It feels so cruel to heap all this criticism on Wilmots, Belgium’s very own last Mohican: his was the overhead kick against hosts Japan in the 2002 World Cup, a tournament where he gave a frankly average Belgian squad its only semblance of star power. Wilmots is a father figure to the players, something that can be witnessed in Les Diables au Coeur, a wonderful fly-on-the-wall documentary produced by television channel RTBF during the qualifiers. It is here that we can fully gauge exactly how much he has done for this young team, from the constant bantering and playful fines (late players had to pay for a round of, yes, champagne) to the constructive criticism and stern approach a leader sometimes need to employ.
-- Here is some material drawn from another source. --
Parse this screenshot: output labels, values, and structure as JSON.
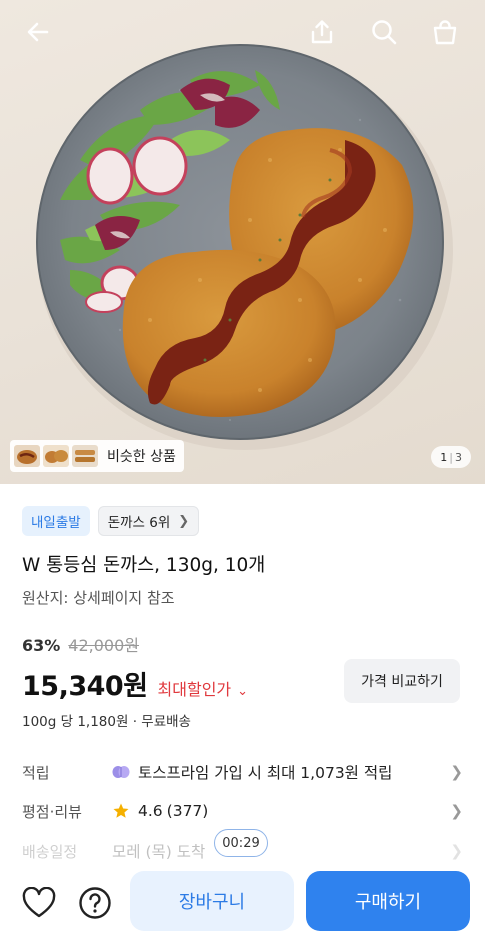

Gone is the dressing room instability, which ranged from Hazard’s bickering with then-manager Georges Leekens (which included an open letter essentially questioning his non-selection) to the formation of language and, yes, league-based factions in the locker room, which included the “Frenchie”, Dutch, Walloon and Flemish groups.

That said, Wilmots’ biggest legacy will always be how he gave a whole nation its pride back. Five missed tournaments in a row had caused untold damage to the country’s fans, emptying the stadiums and promulgating a sense of farce and futility that was hard to shake off. There were Stijn Stijnen’s dumb threats to Ronaldo when Belgium visited Portugal: rather than have his legs broken (as Stijnen had promised), the Ballon D’or winner helped Portugal to a 4-0 cakewalk.

The talent Wilmots could count on isn’t enough to dismiss his achievements either, especially as predecessor George Leekens botched the previous qualifying campaign with a well-endowed (if not as much as this one) squad by drawing at home to the likes of Turkey and Austria. Belgium used to be the laughing stock that was desperate enough to go for a part-time Dick Advocaat, only to be jilted by the Dutchman as soon as a better offer was made to him.

Belgium have a lot to thank Wilmots for, yet it doesn’t look like they will improve under him. Inexperience is not enough to justify why this side didn’t go far enough. When you have a Top-10 side in terms of quality, the quarter finals are around par for the course, and it is up to the manager to help the side make that extra step. It is often not the most talented teams who come home with the trophy (just ask the 2004 Greek squad, or the 2006 Azzurri), but the better coached ones. Whilst Wilmots helped the Red Devils get rid of their losing mentality, Belgium need someone who can win games, not just avoid losing them.